Students, educators and pros mingle in Atlanta
March 2008 Artist Profiles
He recorded with Jelly Roll Morton, opened the Apollo Theater in 1934 (with Benny Carter) and played with Duke Ellington at the Cotton Club. On December 17, the eve of Lawrence Lucie’s 100th birthday, friends, fans and fellow musicians gathered at Musicians’...
Although Dizzy Reece has been living in New York since 1959, he has worked so infrequently in recent years that many jazz fans thought he had passed away. Friday, January 5, 2007 was the trumpet legend’s 76th birthday and he marked the occasion by making...
October 2006 Features
Scottish music and jazz seem unlikely bedfellows, but as Ed Berger found out, trumpeter Warren Vaché isn’t afraid to surprise his fans—or his critics.
September 2006 News
New York’s Blue Note was packed on June 5 to celebrate the 45th anniversary of Impulse Records. The centerpiece of Impulse’s anniversary is The House That Trane Built: The Story of Impulse Records (W.W. Norton) by Ashley Kahn, whose previous works focused...
May 2006 Features
Once Wynton Marsalis tapped him to play in his band, trombonist Wycliffe Gordon was on his way. He's since made a name for himself as a contemporary musician with a strong feel for the past.
July/August 2005 Artist Profiles
His tall stature and serious demeanor are imposing at first. But rather unexpectedly pianist David Hazeltine's erupts in a wide grin, often with a giggle, several times as he recounts his circuitous path to becoming one of New York's top keyboardists. And...
June 2005 Features
Despite a variety of ailments threatening to knock him off the bandstand, the legendary, prolific bebopper is still going strong. Ed Berger catches up with the alto saxophonist at his home in the Poconos.
January/February 2005 Overdue Ovation
On the opening track of Ray Bryant's 1995 album Solo Live in Tokyo: Plays Blues and Boogie (EmArcy), part of the audience begins clapping on "two" and "four," part on "one" and "three," and a third faction somewhere in between. Bryant continues unfazed...
September 2003 Overdue Ovation
For a time, it seemed that trombonist Grachan Moncur III was destined for jazz stardom. In demand both as a soloist and a composer, he was one of the most original voices to emerge in the early 1960s. Moncur's recordings for Blue Note as leader and sideman...
October 2002 Features
Indiana University has a jazz tradition going back to the 1920s when Hoagy Carmichael matriculated and brought his friend Bix Beiderbecke to play with him there. But by 1966, traditional jazz was far from the most commonly heard music on campus. So in the...

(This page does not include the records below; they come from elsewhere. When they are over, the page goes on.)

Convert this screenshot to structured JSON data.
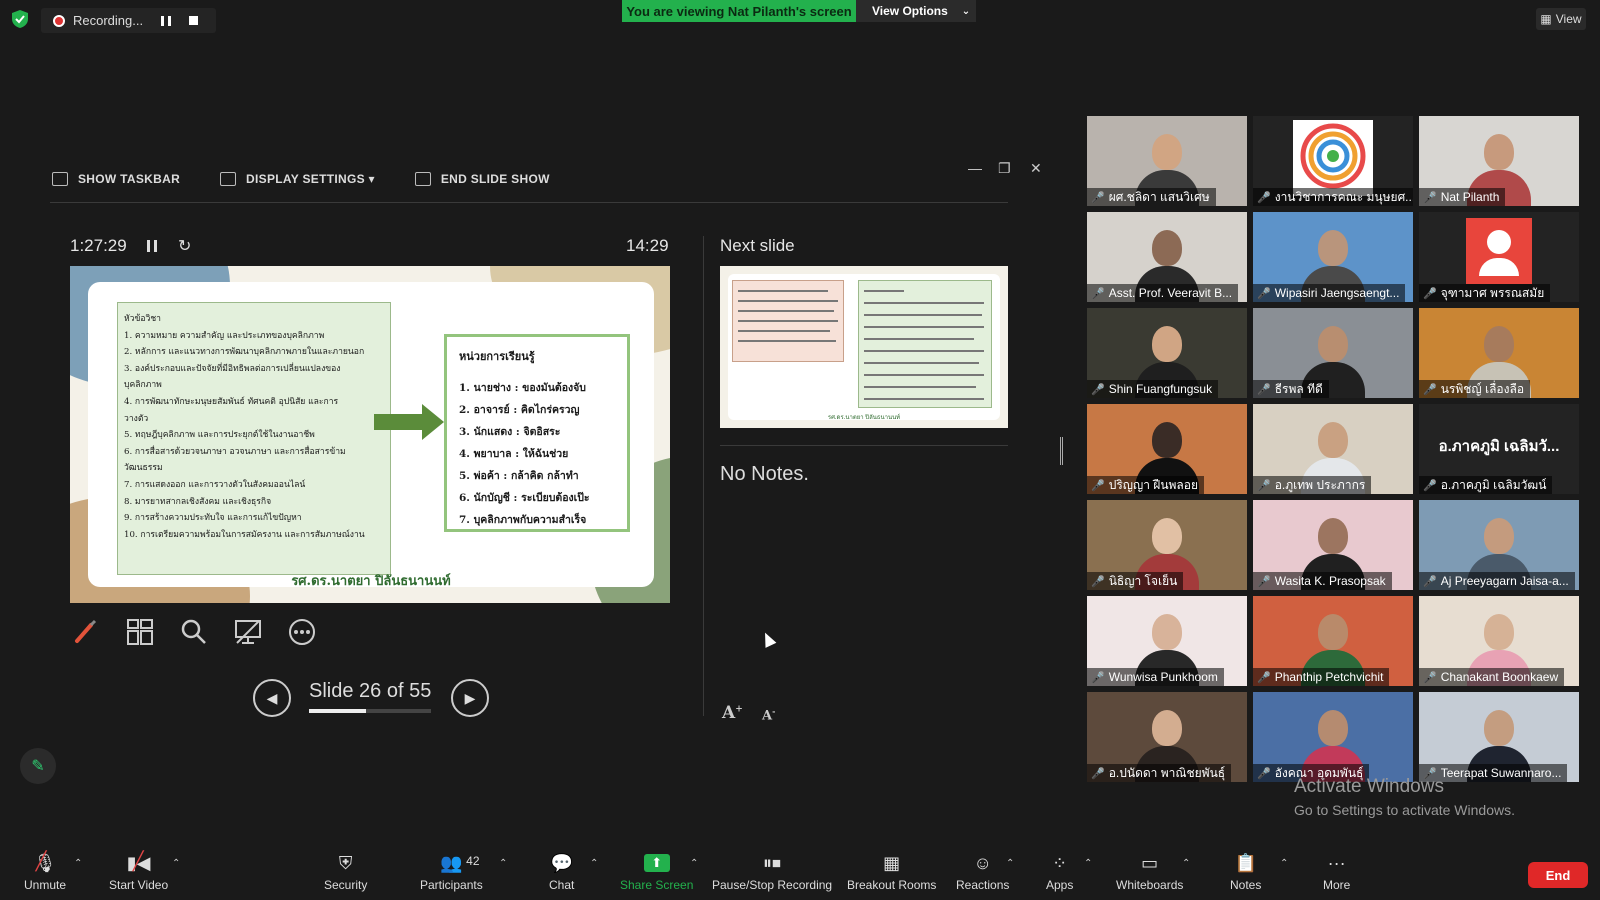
{
  "top": {
    "recording_label": "Recording...",
    "viewing_banner": "You are viewing Nat Pilanth's screen",
    "view_options": "View Options",
    "view_button": "View"
  },
  "presenter": {
    "toolbar": {
      "show_taskbar": "SHOW TASKBAR",
      "display_settings": "DISPLAY SETTINGS ▾",
      "end_slide_show": "END SLIDE SHOW"
    },
    "elapsed": "1:27:29",
    "clock": "14:29",
    "slide_number": "Slide 26 of 55",
    "progress_fraction": 0.47,
    "next_slide_title": "Next slide",
    "notes": "No Notes."
  },
  "slide": {
    "left_items": [
      "หัวข้อวิชา",
      "1. ความหมาย ความสำคัญ และประเภทของบุคลิกภาพ",
      "2. หลักการ และแนวทางการพัฒนาบุคลิกภาพภายในและภายนอก",
      "3. องค์ประกอบและปัจจัยที่มีอิทธิพลต่อการเปลี่ยนแปลงของ",
      "บุคลิกภาพ",
      "4. การพัฒนาทักษะมนุษยสัมพันธ์ ทัศนคติ อุปนิสัย และการ",
      "วางตัว",
      "5. ทฤษฎีบุคลิกภาพ และการประยุกต์ใช้ในงานอาชีพ",
      "6. การสื่อสารด้วยวจนภาษา อวจนภาษา และการสื่อสารข้าม",
      "วัฒนธรรม",
      "7. การแสดงออก และการวางตัวในสังคมออนไลน์",
      "8. มารยาทสากลเชิงสังคม และเชิงธุรกิจ",
      "9. การสร้างความประทับใจ และการแก้ไขปัญหา",
      "10. การเตรียมความพร้อมในการสมัครงาน และการสัมภาษณ์งาน"
    ],
    "right_heading": "หน่วยการเรียนรู้",
    "right_items": [
      "1. นายช่าง : ของมันต้องจับ",
      "2. อาจารย์ : คิดไกร่ครวญ",
      "3. นักแสดง : จิตอิสระ",
      "4. พยาบาล : ให้ฉันช่วย",
      "5. พ่อค้า : กล้าคิด กล้าทำ",
      "6. นักบัญชี : ระเบียบต้องเป๊ะ",
      "7. บุคลิกภาพกับความสำเร็จ"
    ],
    "author": "รศ.ดร.นาตยา ปิลันธนานนท์"
  },
  "next_slide": {
    "caption": "รศ.ดร.นาตยา ปิลันธนานนท์"
  },
  "participants": [
    {
      "name": "ผศ.ชลิดา แสนวิเศษ",
      "type": "video",
      "bg": "#b9b3ad",
      "skin": "#d1a583",
      "shirt": "#3a3a3a"
    },
    {
      "name": "งานวิชาการคณะ มนุษยศ...",
      "type": "logo",
      "bg": "#ffffff"
    },
    {
      "name": "Nat Pilanth",
      "type": "video",
      "bg": "#d8d6d2",
      "skin": "#c79a7d",
      "shirt": "#b04a4a",
      "active": true
    },
    {
      "name": "Asst. Prof. Veeravit B...",
      "type": "video",
      "bg": "#d6d2cc",
      "skin": "#8c6a55",
      "shirt": "#2a2a2a"
    },
    {
      "name": "Wipasiri Jaengsaengt...",
      "type": "video",
      "bg": "#5d93c9",
      "skin": "#b9957c",
      "shirt": "#4a4a4a"
    },
    {
      "name": "จุฑามาศ พรรณสมัย",
      "type": "avatar"
    },
    {
      "name": "Shin Fuangfungsuk",
      "type": "video",
      "bg": "#3a3a32",
      "skin": "#d0a584",
      "shirt": "#1f1f1f"
    },
    {
      "name": "ธีรพล ทีดี",
      "type": "video",
      "bg": "#8a8f95",
      "skin": "#b88e70",
      "shirt": "#202020"
    },
    {
      "name": "นรพิชญ์ เลื่องลือ",
      "type": "video",
      "bg": "#c98534",
      "skin": "#a77b5c",
      "shirt": "#c7c2b5"
    },
    {
      "name": "ปริญญา ฝืนพลอย",
      "type": "video",
      "bg": "#c77845",
      "skin": "#3a2c26",
      "shirt": "#111111"
    },
    {
      "name": "อ.ภูเทพ ประภากร",
      "type": "video",
      "bg": "#d8d0c2",
      "skin": "#c9a182",
      "shirt": "#e4e7ea"
    },
    {
      "name": "อ.ภาคภูมิ เฉลิมวัฒน์",
      "type": "name",
      "display": "อ.ภาคภูมิ เฉลิมวั..."
    },
    {
      "name": "นิธิญา โจเย็น",
      "type": "video",
      "bg": "#8a7050",
      "skin": "#e1c0a4",
      "shirt": "#a33b3b"
    },
    {
      "name": "Wasita K. Prasopsak",
      "type": "video",
      "bg": "#e8c9cf",
      "skin": "#9c7560",
      "shirt": "#202020"
    },
    {
      "name": "Aj Preeyagarn Jaisa-a...",
      "type": "video",
      "bg": "#7e9bb4",
      "skin": "#c49b7e",
      "shirt": "#4a5a6a"
    },
    {
      "name": "Wunwisa Punkhoom",
      "type": "video",
      "bg": "#f0e6e6",
      "skin": "#d8b39a",
      "shirt": "#282828"
    },
    {
      "name": "Phanthip Petchvichit",
      "type": "video",
      "bg": "#d06040",
      "skin": "#b98a6a",
      "shirt": "#2d6a3a"
    },
    {
      "name": "Chanakant Boonkaew",
      "type": "video",
      "bg": "#e7ddd1",
      "skin": "#d6b296",
      "shirt": "#e8a2b4"
    },
    {
      "name": "อ.ปนัดดา พาณิชยพันธุ์",
      "type": "video",
      "bg": "#5d4a3c",
      "skin": "#d3ad90",
      "shirt": "#2a2320"
    },
    {
      "name": "อังคณา อุดมพันธุ์",
      "type": "video",
      "bg": "#4b6fa5",
      "skin": "#b58b70",
      "shirt": "#c23a5a"
    },
    {
      "name": "Teerapat Suwannaro...",
      "type": "video",
      "bg": "#c5ccd5",
      "skin": "#c49d80",
      "shirt": "#1f2430"
    }
  ],
  "activate_windows": {
    "title": "Activate Windows",
    "subtitle": "Go to Settings to activate Windows."
  },
  "toolbar": {
    "unmute": "Unmute",
    "start_video": "Start Video",
    "security": "Security",
    "participants": "Participants",
    "participant_count": "42",
    "chat": "Chat",
    "share_screen": "Share Screen",
    "pause_stop_recording": "Pause/Stop Recording",
    "breakout_rooms": "Breakout Rooms",
    "reactions": "Reactions",
    "apps": "Apps",
    "whiteboards": "Whiteboards",
    "notes": "Notes",
    "more": "More",
    "end": "End"
  },
  "colors": {
    "accent_green": "#23b14d",
    "end_red": "#e02828",
    "active_speaker": "#e8e463"
  }
}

June 2002 Features
“I try to listen better all the time,” says Bill Charlap. Indeed, the word “listen” ranks high in the pianist’s lexicon. He listens to music of all types and believes the key to success in any musical situation is to listen to his fellow artists. That listening...
May 2002 Features
George Shearing is seated at the beautiful Bösendorfer in his living room on New York’s Upper East Side. He depresses the keys so gently that the ensuing sound is barely audible. He then lightens his attack even more, so that each note is somewhere between...
October 2001 Overdue Ovation
It can be dangerous to equate a musician’s style with his persona. In the case of Joe Wilder, however, the warmth, lyricism, humor and sophistication of his music are an extension of the man himself. Just mention his name to almost any professional musician...
About Ed Berger
Ed Berger took his first jazz photos at a Louis Armstrong concert he attended at age 16 and has been hooked ever since. Berger is an atypical JazzTimes contributor, acting as both a photographer and writer. Of his verbal duties in the magazine, Berger says, “JazzTimes gives me the chance to highlight musicians whose work I’ve admired, especially those who may not have received the attention they merit. Some of them, like Warren Vaché, have been friends for years,” says Berger.
Ed Berger took his first jazz photos at a Louis Armstrong concert he attended at age 16 and has been hooked ever since. Berger is an atypical JazzTimes contributor, acting as both a photographer and writer.
Of his verbal duties in the magazine, Berger says, “JazzTimes gives me the chance to highlight musicians whose work I’ve admired, especially those who may not have received the attention they merit. Some of them, like Warren Vaché, have been friends for years,” says Berger.